▶ _EXERCISE INSTRUCTIONS_:
Set down all the entries again, word for word.

▶ _Page and application data records_:
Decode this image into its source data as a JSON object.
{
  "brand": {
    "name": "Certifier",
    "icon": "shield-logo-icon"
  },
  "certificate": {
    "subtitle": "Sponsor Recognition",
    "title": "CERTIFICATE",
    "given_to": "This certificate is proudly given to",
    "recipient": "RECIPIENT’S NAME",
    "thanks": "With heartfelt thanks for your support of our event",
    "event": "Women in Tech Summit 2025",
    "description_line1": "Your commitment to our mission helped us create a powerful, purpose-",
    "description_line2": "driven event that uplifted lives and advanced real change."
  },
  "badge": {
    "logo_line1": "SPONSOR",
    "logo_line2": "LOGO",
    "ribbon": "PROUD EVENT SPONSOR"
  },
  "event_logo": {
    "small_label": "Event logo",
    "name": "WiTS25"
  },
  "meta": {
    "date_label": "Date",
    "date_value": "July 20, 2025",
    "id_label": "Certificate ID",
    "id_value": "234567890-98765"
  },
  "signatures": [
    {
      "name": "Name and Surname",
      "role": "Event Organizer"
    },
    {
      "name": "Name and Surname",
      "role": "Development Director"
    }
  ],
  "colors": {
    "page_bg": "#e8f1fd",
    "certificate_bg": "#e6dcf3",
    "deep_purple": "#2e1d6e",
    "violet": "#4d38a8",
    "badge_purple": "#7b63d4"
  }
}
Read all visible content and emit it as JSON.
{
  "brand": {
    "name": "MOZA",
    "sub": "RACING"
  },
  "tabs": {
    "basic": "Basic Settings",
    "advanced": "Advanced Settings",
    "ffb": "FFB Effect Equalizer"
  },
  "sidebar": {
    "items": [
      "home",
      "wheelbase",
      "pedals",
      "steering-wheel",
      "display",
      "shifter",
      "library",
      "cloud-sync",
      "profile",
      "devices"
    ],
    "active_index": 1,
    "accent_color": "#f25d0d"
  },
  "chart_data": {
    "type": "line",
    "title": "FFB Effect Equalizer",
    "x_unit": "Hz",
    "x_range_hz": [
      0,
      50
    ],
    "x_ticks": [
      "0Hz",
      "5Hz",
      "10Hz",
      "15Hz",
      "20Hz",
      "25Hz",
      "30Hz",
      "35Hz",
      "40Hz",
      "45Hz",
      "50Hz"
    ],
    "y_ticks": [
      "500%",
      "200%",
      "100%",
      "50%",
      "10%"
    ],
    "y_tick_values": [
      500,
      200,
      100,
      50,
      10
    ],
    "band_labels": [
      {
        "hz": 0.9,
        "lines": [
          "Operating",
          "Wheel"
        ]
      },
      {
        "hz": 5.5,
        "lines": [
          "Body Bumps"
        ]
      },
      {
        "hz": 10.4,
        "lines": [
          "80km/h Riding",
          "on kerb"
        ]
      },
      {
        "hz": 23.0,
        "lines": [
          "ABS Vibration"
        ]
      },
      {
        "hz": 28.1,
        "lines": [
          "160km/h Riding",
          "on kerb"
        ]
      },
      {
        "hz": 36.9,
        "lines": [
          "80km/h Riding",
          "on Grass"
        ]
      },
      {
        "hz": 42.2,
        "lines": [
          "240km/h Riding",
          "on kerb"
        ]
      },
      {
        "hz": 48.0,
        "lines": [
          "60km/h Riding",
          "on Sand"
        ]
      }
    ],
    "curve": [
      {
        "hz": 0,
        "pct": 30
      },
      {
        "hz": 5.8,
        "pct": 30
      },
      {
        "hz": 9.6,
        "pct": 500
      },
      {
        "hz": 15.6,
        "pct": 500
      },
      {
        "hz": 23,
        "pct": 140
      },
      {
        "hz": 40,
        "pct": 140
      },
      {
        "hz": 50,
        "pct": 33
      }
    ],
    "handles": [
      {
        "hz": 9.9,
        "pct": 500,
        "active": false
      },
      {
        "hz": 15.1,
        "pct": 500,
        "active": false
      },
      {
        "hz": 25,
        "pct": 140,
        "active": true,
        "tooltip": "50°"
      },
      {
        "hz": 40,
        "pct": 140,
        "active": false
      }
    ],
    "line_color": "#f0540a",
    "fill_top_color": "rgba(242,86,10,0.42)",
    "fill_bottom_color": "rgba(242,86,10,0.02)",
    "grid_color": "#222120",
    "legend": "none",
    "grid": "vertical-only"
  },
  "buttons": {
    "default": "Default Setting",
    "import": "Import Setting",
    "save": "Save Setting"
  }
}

▶ _EXPECTED OUTPUT_:
Decode this image into its source data as a JSON object.
{
  "brand": {
    "name": "Certifier",
    "icon": "shield-logo-icon"
  },
  "certificate": {
    "subtitle": "Sponsor Recognition",
    "title": "CERTIFICATE",
    "given_to": "This certificate is proudly given to",
    "recipient": "RECIPIENT’S NAME",
    "thanks": "With heartfelt thanks for your support of our event",
    "event": "Women in Tech Summit 2025",
    "description_line1": "Your commitment to our mission helped us create a powerful, purpose-",
    "description_line2": "driven event that uplifted lives and advanced real change."
  },
  "badge": {
    "logo_line1": "SPONSOR",
    "logo_line2": "LOGO",
    "ribbon": "PROUD EVENT SPONSOR"
  },
  "event_logo": {
    "small_label": "Event logo",
    "name": "WiTS25"
  },
  "meta": {
    "date_label": "Date",
    "date_value": "July 20, 2025",
    "id_label": "Certificate ID",
    "id_value": "234567890-98765"
  },
  "signatures": [
    {
      "name": "Name and Surname",
      "role": "Event Organizer"
    },
    {
      "name": "Name and Surname",
      "role": "Development Director"
    }
  ],
  "colors": {
    "page_bg": "#e8f1fd",
    "certificate_bg": "#e6dcf3",
    "deep_purple": "#2e1d6e",
    "violet": "#4d38a8",
    "badge_purple": "#7b63d4"
  }
}
Read all visible content and emit it as JSON.
{
  "brand": {
    "name": "MOZA",
    "sub": "RACING"
  },
  "tabs": {
    "basic": "Basic Settings",
    "advanced": "Advanced Settings",
    "ffb": "FFB Effect Equalizer"
  },
  "sidebar": {
    "items": [
      "home",
      "wheelbase",
      "pedals",
      "steering-wheel",
      "display",
      "shifter",
      "library",
      "cloud-sync",
      "profile",
      "devices"
    ],
    "active_index": 1,
    "accent_color": "#f25d0d"
  },
  "chart_data": {
    "type": "line",
    "title": "FFB Effect Equalizer",
    "x_unit": "Hz",
    "x_range_hz": [
      0,
      50
    ],
    "x_ticks": [
      "0Hz",
      "5Hz",
      "10Hz",
      "15Hz",
      "20Hz",
      "25Hz",
      "30Hz",
      "35Hz",
      "40Hz",
      "45Hz",
      "50Hz"
    ],
    "y_ticks": [
      "500%",
      "200%",
      "100%",
      "50%",
      "10%"
    ],
    "y_tick_values": [
      500,
      200,
      100,
      50,
      10
    ],
    "band_labels": [
      {
        "hz": 0.9,
        "lines": [
          "Operating",
          "Wheel"
        ]
      },
      {
        "hz": 5.5,
        "lines": [
          "Body Bumps"
        ]
      },
      {
        "hz": 10.4,
        "lines": [
          "80km/h Riding",
          "on kerb"
        ]
      },
      {
        "hz": 23.0,
        "lines": [
          "ABS Vibration"
        ]
      },
      {
        "hz": 28.1,
        "lines": [
          "160km/h Riding",
          "on kerb"
        ]
      },
      {
        "hz": 36.9,
        "lines": [
          "80km/h Riding",
          "on Grass"
        ]
      },
      {
        "hz": 42.2,
        "lines": [
          "240km/h Riding",
          "on kerb"
        ]
      },
      {
        "hz": 48.0,
        "lines": [
          "60km/h Riding",
          "on Sand"
        ]
      }
    ],
    "curve": [
      {
        "hz": 0,
        "pct": 30
      },
      {
        "hz": 5.8,
        "pct": 30
      },
      {
        "hz": 9.6,
        "pct": 500
      },
      {
        "hz": 15.6,
        "pct": 500
      },
      {
        "hz": 23,
        "pct": 140
      },
      {
        "hz": 40,
        "pct": 140
      },
      {
        "hz": 50,
        "pct": 33
      }
    ],
    "handles": [
      {
        "hz": 9.9,
        "pct": 500,
        "active": false
      },
      {
        "hz": 15.1,
        "pct": 500,
        "active": false
      },
      {
        "hz": 25,
        "pct": 140,
        "active": true,
        "tooltip": "50°"
      },
      {
        "hz": 40,
        "pct": 140,
        "active": false
      }
    ],
    "line_color": "#f0540a",
    "fill_top_color": "rgba(242,86,10,0.42)",
    "fill_bottom_color": "rgba(242,86,10,0.02)",
    "grid_color": "#222120",
    "legend": "none",
    "grid": "vertical-only"
  },
  "buttons": {
    "default": "Default Setting",
    "import": "Import Setting",
    "save": "Save Setting"
  }
}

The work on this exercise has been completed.